The Association to Reduce Alcohol Promotion in Ontario is accepting submissions for the ARAPO Recognition Award until Friday, February 29th. (Yes, it’s a leap year.) In the words of their Guiding Statement, the award is for “recognition of individuals (e.g. journalist, teacher, student etc.) or organizations (e.g. schools, businesses) that have made, and continue to make, outstanding efforts to reduce the effect of alcohol promotion in Ontario.” Nominations must be made jointly in writing by two or more members of the community, following a format you can find here.
“Who steals my purse steals trash,” Shakespeare wrote, “but he that filches from me my good name robs me of that which not enriches him, and makes me poor indeed.”
February 10th is Safer Internet Day, an event sponsored by Insafe to promote safe and responsible online behaviour. As the Internet becomes a more and more central part of our lives, we are coming to a better understanding of just what risks and opportunities it provides. We are learning, for instance, that youth are less likely to be victimized by adult strangers than by other youth, whether it is in the form of sexual solicitation or online harassment: a recent study by the Berkman Center for Internet and Society at Harvard University, prepared for the Multi-State Working Group on Social Networking of State Attorneys General of the United States, supports other recent research in finding that it is the particular behaviours that some youth consciously engage in that place them at risk – and that not all youth are equally at risk.
Today is Safer Internet Day, an annual international event sponsored by Insafe to promote a safer Internet for children. Recent research on Internet life has shown that the greatest threat to kids online comes from kids themselves, both in the form of risky behaviour and online harassment, or cyber bullying. Cyber bullying can take forms such as harassing e-mails or text messages, social exclusion and spreading private photos and videos, among others, and presents a particular challenge for parents and teachers because it often happens outside the home or classroom. Because the Internet has become an essential part of kids’ social lives, cyber bullying can also have more devastating effects as youth feel they have no escape.
If anyone still doubts that youth need to learn how to evaluate online information, those doubts should have been dispelled by a recent hoax perpetrated by the group called the Yes Men. This group, which has a history of staging fake press conferences, decided to draw attention to Canada’s position at the Copenhagen conference on climate change by creating a number of fake Web sites purporting to be, among others, the Copenhagen summit site, the Wall Street Journal, and Environment Canada’s site. While it didn’t take long for Environment Canada to make a statement exposing the hoax, by that time many journalists had reported the story as fact and the story had been widely distributed by wire services.

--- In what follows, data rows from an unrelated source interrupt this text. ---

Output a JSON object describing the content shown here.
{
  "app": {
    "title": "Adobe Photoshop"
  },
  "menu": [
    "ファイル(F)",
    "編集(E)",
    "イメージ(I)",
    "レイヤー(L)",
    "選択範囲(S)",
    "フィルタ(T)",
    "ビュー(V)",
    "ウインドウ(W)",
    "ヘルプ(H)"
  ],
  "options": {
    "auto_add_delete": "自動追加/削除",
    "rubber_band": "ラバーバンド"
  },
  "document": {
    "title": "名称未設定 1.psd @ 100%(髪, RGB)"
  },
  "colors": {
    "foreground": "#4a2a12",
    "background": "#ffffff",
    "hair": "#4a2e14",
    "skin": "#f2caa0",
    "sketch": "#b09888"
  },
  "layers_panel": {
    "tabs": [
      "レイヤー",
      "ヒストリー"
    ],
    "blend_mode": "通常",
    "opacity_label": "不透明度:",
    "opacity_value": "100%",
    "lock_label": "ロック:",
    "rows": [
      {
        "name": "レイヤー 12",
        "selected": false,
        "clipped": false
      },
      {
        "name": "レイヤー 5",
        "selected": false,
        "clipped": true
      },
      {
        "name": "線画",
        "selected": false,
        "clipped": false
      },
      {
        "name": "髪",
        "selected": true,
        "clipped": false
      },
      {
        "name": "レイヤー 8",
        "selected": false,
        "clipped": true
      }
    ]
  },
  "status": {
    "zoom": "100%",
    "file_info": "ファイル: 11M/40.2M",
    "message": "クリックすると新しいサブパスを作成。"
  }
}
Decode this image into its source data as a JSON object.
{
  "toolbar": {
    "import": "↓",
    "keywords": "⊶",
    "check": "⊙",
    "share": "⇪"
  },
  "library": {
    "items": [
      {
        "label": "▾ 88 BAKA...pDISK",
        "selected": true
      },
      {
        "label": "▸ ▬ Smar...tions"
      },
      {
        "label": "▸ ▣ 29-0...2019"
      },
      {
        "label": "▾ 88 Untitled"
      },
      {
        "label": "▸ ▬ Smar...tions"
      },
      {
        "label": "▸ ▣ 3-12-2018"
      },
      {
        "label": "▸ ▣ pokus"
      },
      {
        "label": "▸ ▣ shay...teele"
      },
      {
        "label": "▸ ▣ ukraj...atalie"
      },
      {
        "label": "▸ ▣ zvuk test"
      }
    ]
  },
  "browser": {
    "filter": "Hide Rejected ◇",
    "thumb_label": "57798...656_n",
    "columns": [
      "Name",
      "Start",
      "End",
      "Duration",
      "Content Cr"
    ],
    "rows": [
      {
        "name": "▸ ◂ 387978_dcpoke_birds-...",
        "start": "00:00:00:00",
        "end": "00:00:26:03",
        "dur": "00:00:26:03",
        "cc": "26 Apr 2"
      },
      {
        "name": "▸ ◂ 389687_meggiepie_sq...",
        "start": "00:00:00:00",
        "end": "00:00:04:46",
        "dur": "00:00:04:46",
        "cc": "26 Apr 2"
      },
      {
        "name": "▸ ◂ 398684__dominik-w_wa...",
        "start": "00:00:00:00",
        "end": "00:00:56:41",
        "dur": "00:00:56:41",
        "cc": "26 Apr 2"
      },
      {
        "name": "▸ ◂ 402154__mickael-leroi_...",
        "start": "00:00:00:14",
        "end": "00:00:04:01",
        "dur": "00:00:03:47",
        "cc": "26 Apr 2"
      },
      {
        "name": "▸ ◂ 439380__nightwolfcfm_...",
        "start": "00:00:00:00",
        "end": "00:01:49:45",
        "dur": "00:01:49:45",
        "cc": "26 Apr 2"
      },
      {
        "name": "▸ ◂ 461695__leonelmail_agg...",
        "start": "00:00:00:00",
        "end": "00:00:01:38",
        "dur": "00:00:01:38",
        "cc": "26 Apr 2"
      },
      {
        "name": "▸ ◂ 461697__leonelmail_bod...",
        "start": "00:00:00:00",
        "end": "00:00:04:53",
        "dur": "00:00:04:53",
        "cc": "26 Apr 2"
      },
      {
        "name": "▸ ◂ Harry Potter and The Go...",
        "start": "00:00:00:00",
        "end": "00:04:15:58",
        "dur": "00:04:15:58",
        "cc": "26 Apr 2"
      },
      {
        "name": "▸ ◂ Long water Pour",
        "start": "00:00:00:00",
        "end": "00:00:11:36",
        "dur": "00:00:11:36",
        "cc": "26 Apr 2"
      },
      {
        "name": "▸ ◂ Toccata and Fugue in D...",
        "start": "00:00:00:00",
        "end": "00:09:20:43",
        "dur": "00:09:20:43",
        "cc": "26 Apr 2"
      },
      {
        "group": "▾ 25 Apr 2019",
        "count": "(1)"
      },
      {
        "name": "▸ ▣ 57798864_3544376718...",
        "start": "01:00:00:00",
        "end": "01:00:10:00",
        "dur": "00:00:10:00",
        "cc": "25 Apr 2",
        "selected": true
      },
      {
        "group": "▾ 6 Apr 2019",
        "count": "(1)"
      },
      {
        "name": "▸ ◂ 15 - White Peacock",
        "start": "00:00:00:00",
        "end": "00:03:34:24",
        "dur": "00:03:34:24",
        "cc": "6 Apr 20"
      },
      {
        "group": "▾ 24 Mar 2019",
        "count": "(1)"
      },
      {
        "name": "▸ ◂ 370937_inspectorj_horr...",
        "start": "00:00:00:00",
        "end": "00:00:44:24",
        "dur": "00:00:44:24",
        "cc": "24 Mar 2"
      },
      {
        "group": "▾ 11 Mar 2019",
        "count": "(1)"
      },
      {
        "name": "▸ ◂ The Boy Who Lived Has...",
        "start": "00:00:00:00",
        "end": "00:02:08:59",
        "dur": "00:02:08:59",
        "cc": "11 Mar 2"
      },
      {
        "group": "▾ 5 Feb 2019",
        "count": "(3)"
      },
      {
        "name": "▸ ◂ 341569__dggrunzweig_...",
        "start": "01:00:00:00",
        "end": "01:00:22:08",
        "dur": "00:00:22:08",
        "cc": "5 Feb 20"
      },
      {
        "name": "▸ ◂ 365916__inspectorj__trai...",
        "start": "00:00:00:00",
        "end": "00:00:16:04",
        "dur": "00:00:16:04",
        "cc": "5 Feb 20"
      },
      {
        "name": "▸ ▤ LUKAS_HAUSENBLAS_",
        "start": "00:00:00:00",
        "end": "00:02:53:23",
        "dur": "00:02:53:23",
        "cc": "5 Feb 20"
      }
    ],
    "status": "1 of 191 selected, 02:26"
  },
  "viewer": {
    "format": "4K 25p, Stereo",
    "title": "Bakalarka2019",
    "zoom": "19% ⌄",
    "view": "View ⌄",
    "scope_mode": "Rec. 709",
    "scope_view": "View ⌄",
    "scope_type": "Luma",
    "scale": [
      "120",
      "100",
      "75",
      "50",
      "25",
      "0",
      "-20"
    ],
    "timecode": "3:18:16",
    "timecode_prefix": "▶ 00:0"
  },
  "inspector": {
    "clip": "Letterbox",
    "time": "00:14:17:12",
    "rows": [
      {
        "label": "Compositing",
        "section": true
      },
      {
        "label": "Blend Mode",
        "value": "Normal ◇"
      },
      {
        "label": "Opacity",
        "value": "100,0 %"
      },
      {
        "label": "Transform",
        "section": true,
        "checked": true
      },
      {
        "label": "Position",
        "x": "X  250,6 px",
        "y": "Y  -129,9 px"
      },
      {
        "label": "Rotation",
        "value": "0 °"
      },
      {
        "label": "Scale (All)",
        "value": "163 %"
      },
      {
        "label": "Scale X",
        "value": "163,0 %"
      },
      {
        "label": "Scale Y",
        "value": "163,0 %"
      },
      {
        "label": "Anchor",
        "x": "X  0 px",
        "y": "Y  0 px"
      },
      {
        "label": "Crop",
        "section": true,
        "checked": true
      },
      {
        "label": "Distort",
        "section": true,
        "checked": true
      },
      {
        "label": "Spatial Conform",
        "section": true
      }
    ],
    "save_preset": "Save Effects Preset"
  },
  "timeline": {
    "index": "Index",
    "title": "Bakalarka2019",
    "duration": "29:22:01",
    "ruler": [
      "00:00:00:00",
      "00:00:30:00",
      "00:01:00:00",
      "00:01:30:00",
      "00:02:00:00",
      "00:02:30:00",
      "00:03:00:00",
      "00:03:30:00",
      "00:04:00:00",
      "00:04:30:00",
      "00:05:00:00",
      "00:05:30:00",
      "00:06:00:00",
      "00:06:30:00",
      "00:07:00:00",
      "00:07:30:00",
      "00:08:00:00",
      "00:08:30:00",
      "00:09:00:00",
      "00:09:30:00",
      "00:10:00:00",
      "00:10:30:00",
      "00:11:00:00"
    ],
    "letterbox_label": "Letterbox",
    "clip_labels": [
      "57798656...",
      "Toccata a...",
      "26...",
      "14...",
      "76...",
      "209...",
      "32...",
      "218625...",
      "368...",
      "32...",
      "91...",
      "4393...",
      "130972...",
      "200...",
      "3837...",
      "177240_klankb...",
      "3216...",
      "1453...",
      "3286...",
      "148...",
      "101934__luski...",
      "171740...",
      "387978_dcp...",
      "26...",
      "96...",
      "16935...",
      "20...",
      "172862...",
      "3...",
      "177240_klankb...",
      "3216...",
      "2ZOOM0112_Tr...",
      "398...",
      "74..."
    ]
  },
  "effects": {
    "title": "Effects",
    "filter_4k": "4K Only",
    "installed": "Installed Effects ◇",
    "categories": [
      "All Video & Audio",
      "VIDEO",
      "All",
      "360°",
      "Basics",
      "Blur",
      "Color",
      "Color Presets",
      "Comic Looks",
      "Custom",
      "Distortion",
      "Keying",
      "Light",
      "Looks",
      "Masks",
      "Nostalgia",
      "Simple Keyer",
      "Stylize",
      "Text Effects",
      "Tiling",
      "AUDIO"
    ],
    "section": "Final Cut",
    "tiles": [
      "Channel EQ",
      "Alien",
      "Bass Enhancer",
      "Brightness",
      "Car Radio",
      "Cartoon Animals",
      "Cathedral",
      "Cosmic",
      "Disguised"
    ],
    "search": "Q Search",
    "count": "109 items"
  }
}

Malcolm Gladwell’s recent New Yorker article “Small Change” has set the blogosphere buzzing with its strongly stated argument that social networks such as Facebook and Twitter will not usher in a new age of social activism, as some digital evangelists have proposed, but that they and the relationships they foster are actually detrimental to real social change. As Gladwell puts it, “The instruments of social media are well suited to making the existing social order more efficient. They are not a natural enemy of the status quo.”
For the last 3 years, we’ve been asking young people across the US and Canada to tell us in 2 minutes or less their stories about safe, responsible technology use. They’ve responded with enthusiasm and creativity; they’ve entertained and moved us. This year, the What’s Your Story? video contest continues in the same format that’s worked so well so far. But we’ve changed a few things, hopefully for the better.
In the last year or two many writers and researchers have been trying to correct the common perception that young people do not care about privacy. While the public may finally be getting the message that teenagers do value their privacy – as they define it – the idea that younger children have any personal information worth protecting is still a new one. Certainly, most people would probably be surprised to learn how early children are starting to surf the Net: the average age at which children began to use the Internet dropped from age 10 in 2002 to age four in 2009 (Findahl, Olle, Preschoolers and the Internet, Presented at the EU-kids online conference, London, June 11, 2009); and, thanks to the iPhone and iPad, that number has probably dropped even lower.
Snapchat, the mobile app that lets users send “self-destructing” photos, has the distinction of being the only digital tool that does not have a single redeeming feature. While the moral panic associated with blogs, cell phones, social networks and online games has largely faded in grudging recognition of their more positive uses (indeed, research shows that many parents have actually helped their children lie about their age register for Facebook accounts), Snapchat is seen as the Q-tip of the digital age: its sole function is to do the thing that you’re warned not to do on the box.
When we were approached by the team at MediaSmarts about getting involved in this year’s Media Literacy Week, we immediately jumped at the chance to participate in this important initiative. Why? Because we are in a new era.